The United States sent two B-52 long-range bombers over the Gulf on Thursday in a show of force directed at Iran as Washington moves to cut its ground-level military presence in the region.
The two bombers took off at short notice from Barksdale Air Force Base in Louisiana for the non-stop, 36-hour mission to cross Europe and then the Arabian Peninsula to the Gulf, looping near Qatar while keeping a "safe distance" from Iran's coastline, US defence officials said.
US Central Command commander General Frank McKenzie said the mission, the second such in two months, "was designed to underscore the US military's commitment to its regional partners, while also validating the ability to rapidly deploy combat power anywhere in the world".
While Gen McKenzie did not name Iran as the focus of the mission, the US has used shows of force in the air and on the sea to deter Tehran from "malign behaviour" toward US forces and allies in the Gulf.
"Potential adversaries should understand that no nation on earth is more ready and capable of rapidly deploying additional combat power in the face of any aggression," Gen McKenzie said in a statement.
The flight was co-ordinated with US allies, and aircraft from Saudi Arabia, Bahrain and Qatar flew with the bombers as they traversed the airspace, according to a US defence official.
In the last year President Donald Trump has ordered the Pentagon to slash US troop numbers in Iraq to just 2,500 by mid-January, the lowest level since 2003.
Likewise, he is cutting the number of troops on the ground in Afghanistan and Somalia.
But the US Navy has kept a significant presence in the region.
A carrier group led by the nuclear-powered USS Nimitz sailed into the Gulf in late November.
Speaking at a virtual conference sponsored by Defence One after the announcement, Gen McKenzie pointed out that the B-52 deployment came nearly one year after US forces killed Iranian Quds Force commander Qassem Suleimani while he was visiting Baghdad on January 3, 2020.
Since then Iran has been expected to try to retaliate, and even more so since the assassination inside Iran of senior nuclear scientist Mohsen Fakhrizadeh last month, which Tehran blames on Israel.
"I think they were embarrassed by it," Gen McKenzie said of Fakhrizadeh's murder.
"I think they're searching for a way to respond... But their process is often slow and often not completely synchronized.
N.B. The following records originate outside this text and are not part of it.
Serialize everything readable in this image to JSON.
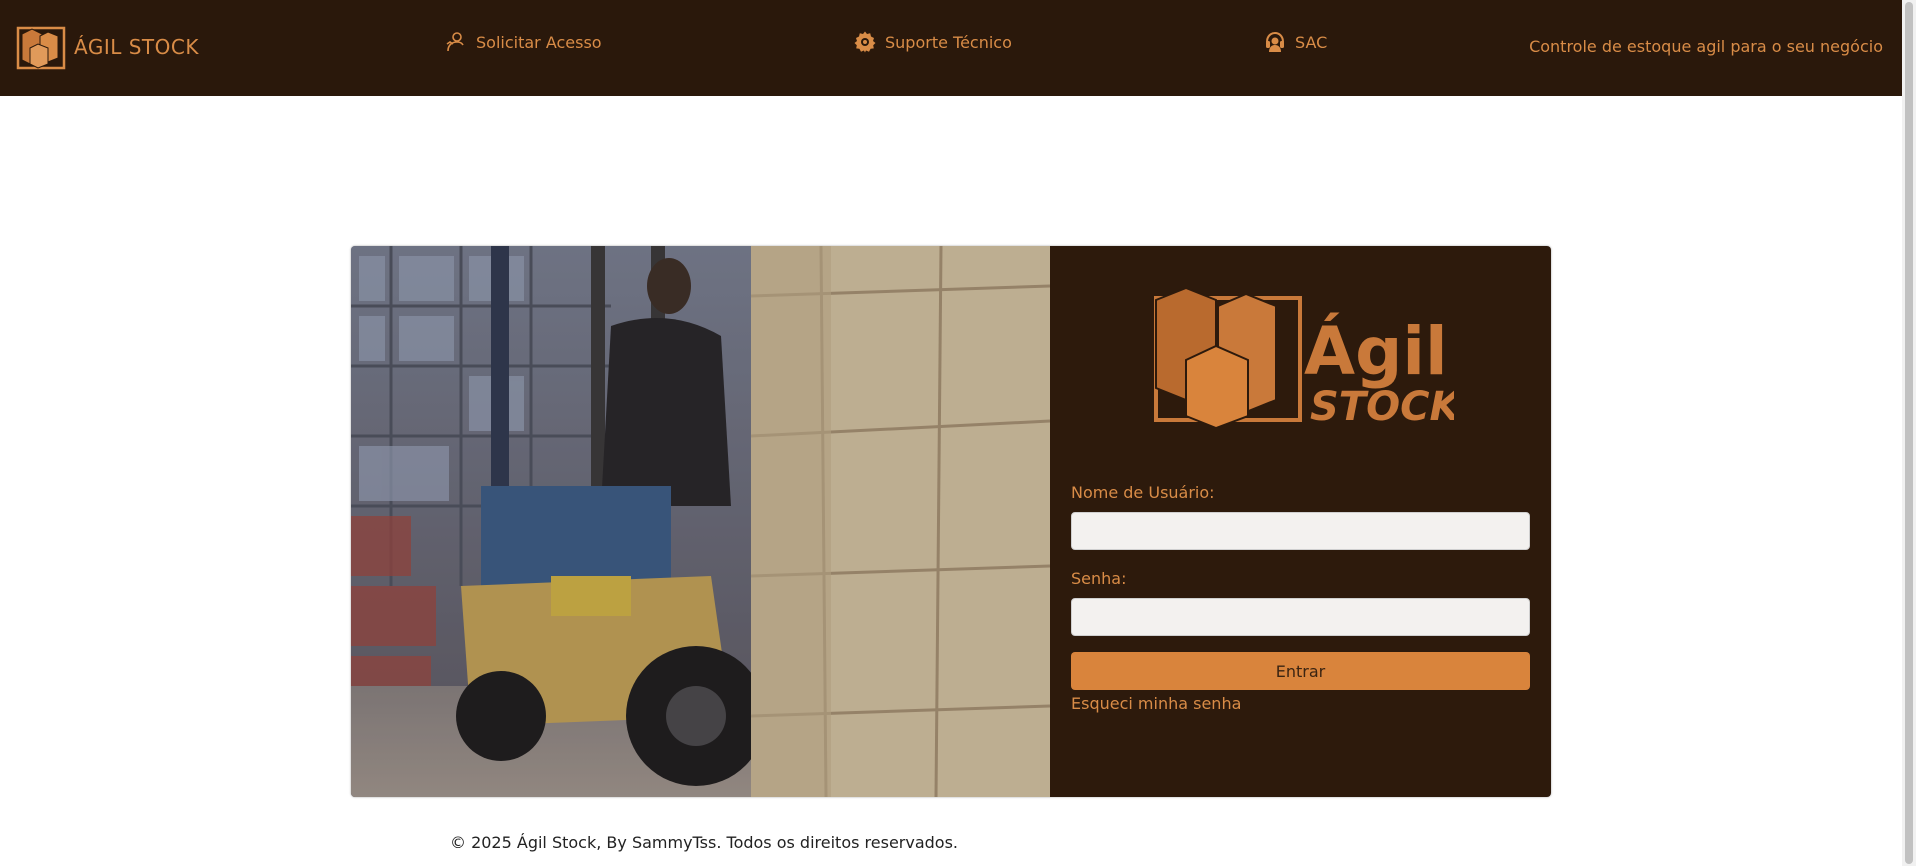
{
  "nav": {
    "brand": "ÁGIL STOCK",
    "links": [
      {
        "label": "Solicitar Acesso",
        "icon": "user-request-icon"
      },
      {
        "label": "Suporte Técnico",
        "icon": "gear-icon"
      },
      {
        "label": "SAC",
        "icon": "headset-icon"
      }
    ],
    "tagline": "Controle de estoque agil para o seu negócio"
  },
  "login": {
    "logo_text_top": "Ágil",
    "logo_text_bottom": "STOCK",
    "username_label": "Nome de Usuário:",
    "username_value": "",
    "password_label": "Senha:",
    "password_value": "",
    "submit_label": "Entrar",
    "forgot_label": "Esqueci minha senha"
  },
  "footer": {
    "text": "© 2025 Ágil Stock, By SammyTss. Todos os direitos reservados."
  },
  "colors": {
    "nav_bg": "#2a180b",
    "accent": "#d98c47",
    "form_bg": "#2d1a0c",
    "button_bg": "#d9843c"
  }
}
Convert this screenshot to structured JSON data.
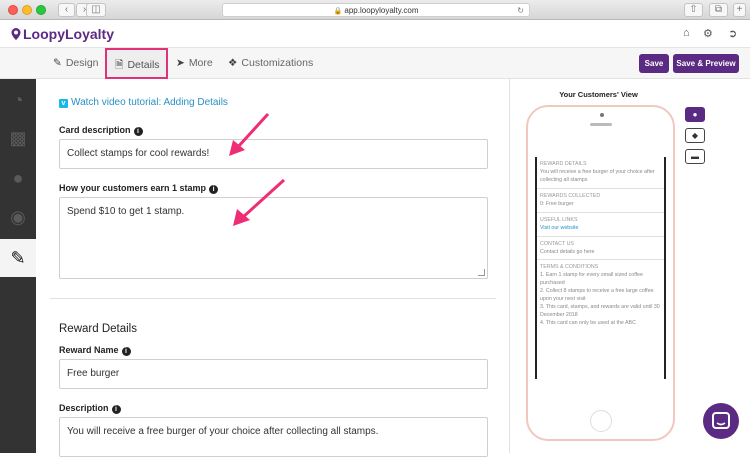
{
  "browser": {
    "url": "app.loopyloyalty.com",
    "back_icon": "chevron-left-icon",
    "forward_icon": "chevron-right-icon"
  },
  "app": {
    "logo": "LoopyLoyalty",
    "brand_color": "#5b2a83",
    "highlight_color": "#e0327a"
  },
  "tabs": [
    {
      "label": "Design",
      "icon": "brush-icon"
    },
    {
      "label": "Details",
      "icon": "document-icon"
    },
    {
      "label": "More",
      "icon": "location-arrow-icon"
    },
    {
      "label": "Customizations",
      "icon": "tags-icon"
    }
  ],
  "actions": {
    "save": "Save",
    "save_preview": "Save & Preview"
  },
  "form": {
    "video_link": "Watch video tutorial: Adding Details",
    "card_description_label": "Card description",
    "card_description_value": "Collect stamps for cool rewards!",
    "earn_label": "How your customers earn 1 stamp",
    "earn_value": "Spend $10 to get 1 stamp.",
    "reward_section": "Reward Details",
    "reward_name_label": "Reward Name",
    "reward_name_value": "Free burger",
    "description_label": "Description",
    "description_value": "You will receive a free burger of your choice after collecting all stamps."
  },
  "preview": {
    "title": "Your Customers' View",
    "reward_details_h": "REWARD DETAILS",
    "reward_details_t": "You will receive a free burger of your choice after collecting all stamps",
    "rewards_collected_h": "REWARDS COLLECTED",
    "rewards_collected_t": "0: Free burger",
    "useful_links_h": "USEFUL LINKS",
    "useful_links_t": "Visit our website",
    "contact_h": "CONTACT US",
    "contact_t": "Contact details go here",
    "terms_h": "TERMS & CONDITIONS",
    "terms_1": "1. Earn 1 stamp for every small sized coffee purchased",
    "terms_2": "2. Collect 8 stamps to receive a free large coffee upon your next visit",
    "terms_3": "3. This card, stamps, and rewards are valid until 30 December 2018",
    "terms_4": "4. This card can only be used at the ABC"
  }
}
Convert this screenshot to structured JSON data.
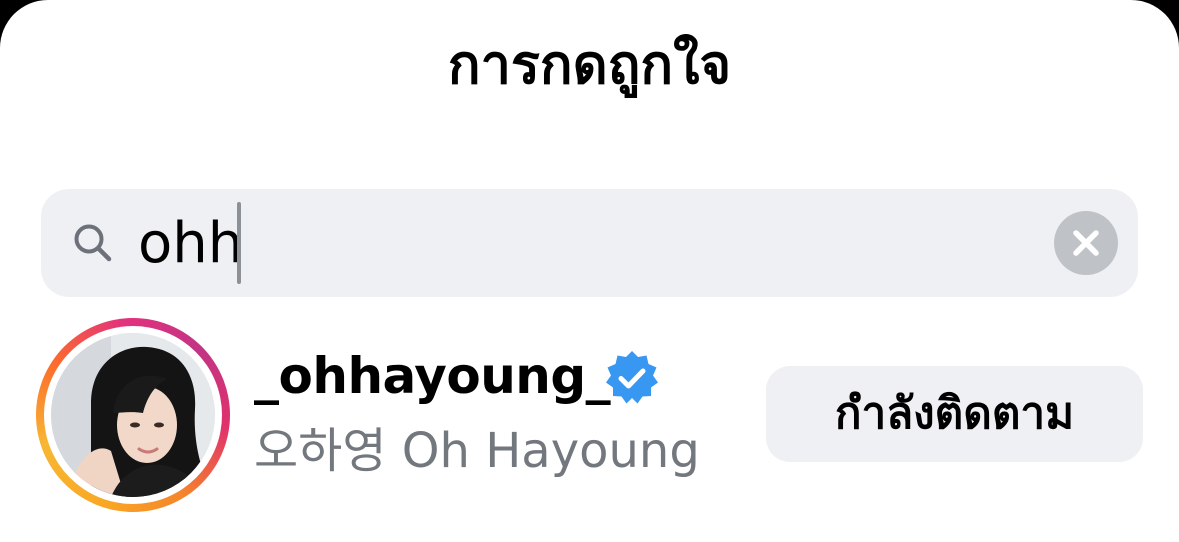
{
  "header": {
    "title": "การกดถูกใจ"
  },
  "search": {
    "value": "ohh",
    "icon": "search-icon",
    "clear_icon": "close-icon"
  },
  "results": [
    {
      "username": "_ohhayoung_",
      "verified": true,
      "full_name": "오하영 Oh Hayoung",
      "follow_label": "กำลังติดตาม",
      "has_story_ring": true
    }
  ],
  "colors": {
    "verified_badge": "#3897f0",
    "search_bg": "#eff0f4",
    "button_bg": "#eff0f4",
    "secondary_text": "#73777e"
  }
}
So I think they are still working what that's going to be."
The Centcom commander said he was always in discussions with Pentagon leadership on what kind and size of presence the US military needs to deter Iran.
"Because that is our intent: to convince them that it is not in their interest to lash out, it is not in their interest to attack us either directly or indirectly," he said.